**Available records**
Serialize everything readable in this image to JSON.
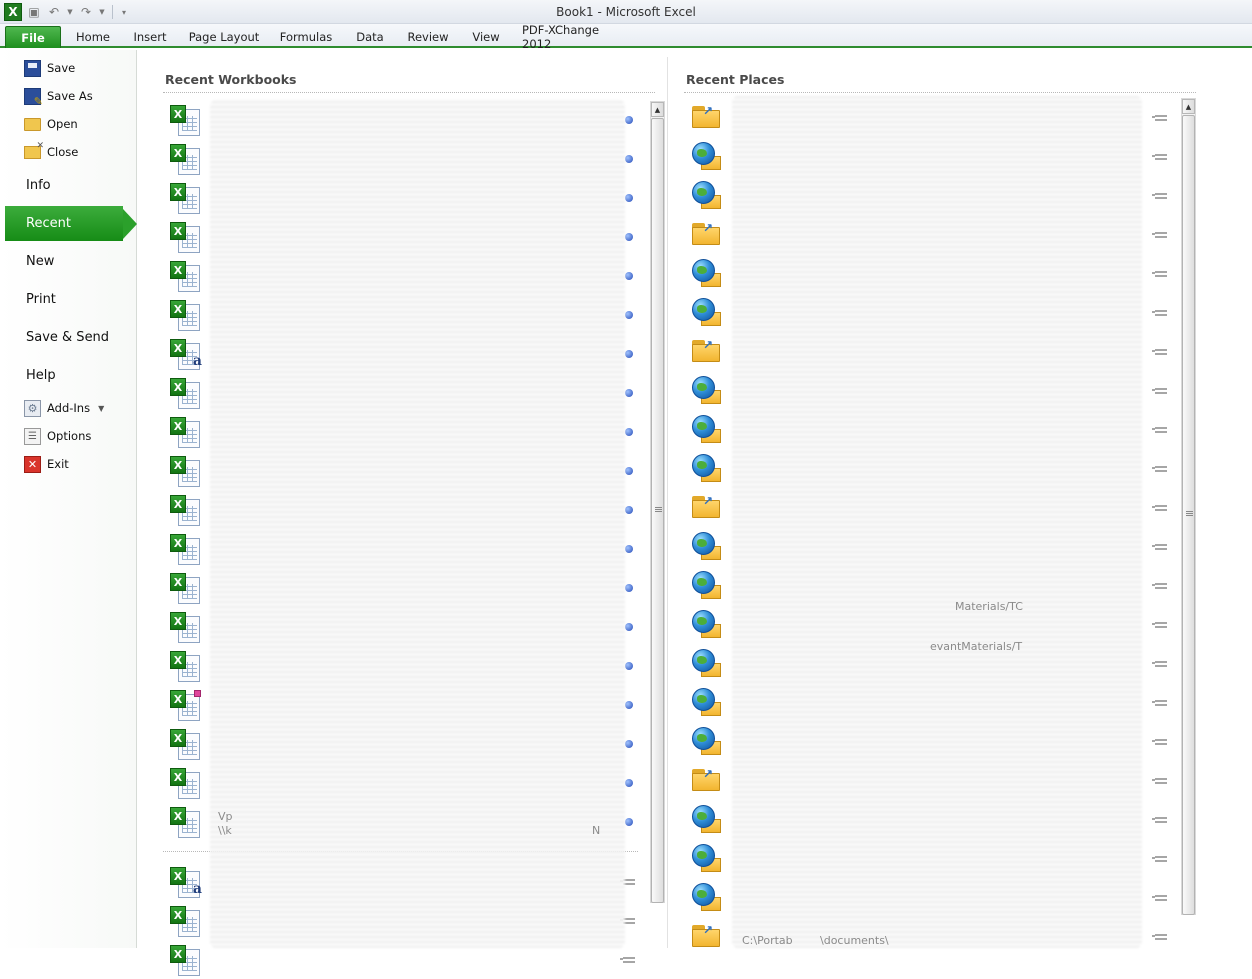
{
  "window": {
    "title": "Book1  -  Microsoft Excel"
  },
  "quick_access": {
    "logo": "X"
  },
  "tabs": [
    {
      "label": "File"
    },
    {
      "label": "Home"
    },
    {
      "label": "Insert"
    },
    {
      "label": "Page Layout"
    },
    {
      "label": "Formulas"
    },
    {
      "label": "Data"
    },
    {
      "label": "Review"
    },
    {
      "label": "View"
    },
    {
      "label": "PDF-XChange 2012"
    }
  ],
  "backstage": {
    "small_items": [
      {
        "label": "Save",
        "icon": "save-icon"
      },
      {
        "label": "Save As",
        "icon": "save-as-icon"
      },
      {
        "label": "Open",
        "icon": "open-folder-icon"
      },
      {
        "label": "Close",
        "icon": "close-folder-icon"
      }
    ],
    "big_items": [
      {
        "label": "Info"
      },
      {
        "label": "Recent",
        "selected": true
      },
      {
        "label": "New"
      },
      {
        "label": "Print"
      },
      {
        "label": "Save & Send"
      },
      {
        "label": "Help"
      }
    ],
    "bottom_items": [
      {
        "label": "Add-Ins",
        "icon": "add-ins-icon",
        "has_dropdown": true
      },
      {
        "label": "Options",
        "icon": "options-icon"
      },
      {
        "label": "Exit",
        "icon": "exit-icon"
      }
    ]
  },
  "recent_workbooks": {
    "title": "Recent Workbooks",
    "visible_text_fragments": [
      "Vp",
      "\\\\k",
      "N"
    ]
  },
  "recent_places": {
    "title": "Recent Places",
    "visible_text_fragments": [
      "Materials/TC",
      "evantMaterials/T",
      "C:\\Portab",
      "\\documents\\"
    ]
  },
  "theme": {
    "accent": "#2f8c2f",
    "file_tab": "#1f8f1f",
    "pinned": "#2449b6"
  }
}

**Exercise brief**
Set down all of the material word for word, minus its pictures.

**Written response**
Serialize everything readable in this image to JSON.
{
  "window": {
    "title": "Book1  -  Microsoft Excel"
  },
  "quick_access": {
    "logo": "X"
  },
  "tabs": [
    {
      "label": "File"
    },
    {
      "label": "Home"
    },
    {
      "label": "Insert"
    },
    {
      "label": "Page Layout"
    },
    {
      "label": "Formulas"
    },
    {
      "label": "Data"
    },
    {
      "label": "Review"
    },
    {
      "label": "View"
    },
    {
      "label": "PDF-XChange 2012"
    }
  ],
  "backstage": {
    "small_items": [
      {
        "label": "Save",
        "icon": "save-icon"
      },
      {
        "label": "Save As",
        "icon": "save-as-icon"
      },
      {
        "label": "Open",
        "icon": "open-folder-icon"
      },
      {
        "label": "Close",
        "icon": "close-folder-icon"
      }
    ],
    "big_items": [
      {
        "label": "Info"
      },
      {
        "label": "Recent",
        "selected": true
      },
      {
        "label": "New"
      },
      {
        "label": "Print"
      },
      {
        "label": "Save & Send"
      },
      {
        "label": "Help"
      }
    ],
    "bottom_items": [
      {
        "label": "Add-Ins",
        "icon": "add-ins-icon",
        "has_dropdown": true
      },
      {
        "label": "Options",
        "icon": "options-icon"
      },
      {
        "label": "Exit",
        "icon": "exit-icon"
      }
    ]
  },
  "recent_workbooks": {
    "title": "Recent Workbooks",
    "visible_text_fragments": [
      "Vp",
      "\\\\k",
      "N"
    ]
  },
  "recent_places": {
    "title": "Recent Places",
    "visible_text_fragments": [
      "Materials/TC",
      "evantMaterials/T",
      "C:\\Portab",
      "\\documents\\"
    ]
  },
  "theme": {
    "accent": "#2f8c2f",
    "file_tab": "#1f8f1f",
    "pinned": "#2449b6"
  }
}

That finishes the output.